[Records supplied — start]

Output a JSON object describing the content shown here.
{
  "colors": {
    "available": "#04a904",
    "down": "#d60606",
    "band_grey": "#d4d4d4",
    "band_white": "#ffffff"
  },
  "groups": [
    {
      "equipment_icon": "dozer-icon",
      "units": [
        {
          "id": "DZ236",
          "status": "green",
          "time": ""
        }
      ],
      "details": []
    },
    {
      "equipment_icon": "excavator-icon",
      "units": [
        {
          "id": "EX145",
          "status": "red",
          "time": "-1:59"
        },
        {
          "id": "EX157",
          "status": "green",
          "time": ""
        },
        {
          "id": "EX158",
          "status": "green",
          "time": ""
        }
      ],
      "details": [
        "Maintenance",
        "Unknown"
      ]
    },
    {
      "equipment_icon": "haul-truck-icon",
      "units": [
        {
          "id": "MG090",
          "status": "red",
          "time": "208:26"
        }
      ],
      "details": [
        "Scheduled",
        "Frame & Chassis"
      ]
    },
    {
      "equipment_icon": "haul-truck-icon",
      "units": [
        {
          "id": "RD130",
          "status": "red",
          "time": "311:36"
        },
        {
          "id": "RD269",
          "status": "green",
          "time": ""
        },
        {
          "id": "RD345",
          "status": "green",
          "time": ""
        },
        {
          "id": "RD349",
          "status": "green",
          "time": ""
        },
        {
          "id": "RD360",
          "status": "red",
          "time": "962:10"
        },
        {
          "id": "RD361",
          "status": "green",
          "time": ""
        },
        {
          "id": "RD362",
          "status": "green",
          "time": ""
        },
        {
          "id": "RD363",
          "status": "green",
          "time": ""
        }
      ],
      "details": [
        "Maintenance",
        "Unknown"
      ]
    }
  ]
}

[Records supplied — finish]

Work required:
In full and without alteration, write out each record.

Task response:
Output a JSON object describing the content shown here.
{
  "colors": {
    "available": "#04a904",
    "down": "#d60606",
    "band_grey": "#d4d4d4",
    "band_white": "#ffffff"
  },
  "groups": [
    {
      "equipment_icon": "dozer-icon",
      "units": [
        {
          "id": "DZ236",
          "status": "green",
          "time": ""
        }
      ],
      "details": []
    },
    {
      "equipment_icon": "excavator-icon",
      "units": [
        {
          "id": "EX145",
          "status": "red",
          "time": "-1:59"
        },
        {
          "id": "EX157",
          "status": "green",
          "time": ""
        },
        {
          "id": "EX158",
          "status": "green",
          "time": ""
        }
      ],
      "details": [
        "Maintenance",
        "Unknown"
      ]
    },
    {
      "equipment_icon": "haul-truck-icon",
      "units": [
        {
          "id": "MG090",
          "status": "red",
          "time": "208:26"
        }
      ],
      "details": [
        "Scheduled",
        "Frame & Chassis"
      ]
    },
    {
      "equipment_icon": "haul-truck-icon",
      "units": [
        {
          "id": "RD130",
          "status": "red",
          "time": "311:36"
        },
        {
          "id": "RD269",
          "status": "green",
          "time": ""
        },
        {
          "id": "RD345",
          "status": "green",
          "time": ""
        },
        {
          "id": "RD349",
          "status": "green",
          "time": ""
        },
        {
          "id": "RD360",
          "status": "red",
          "time": "962:10"
        },
        {
          "id": "RD361",
          "status": "green",
          "time": ""
        },
        {
          "id": "RD362",
          "status": "green",
          "time": ""
        },
        {
          "id": "RD363",
          "status": "green",
          "time": ""
        }
      ],
      "details": [
        "Maintenance",
        "Unknown"
      ]
    }
  ]
}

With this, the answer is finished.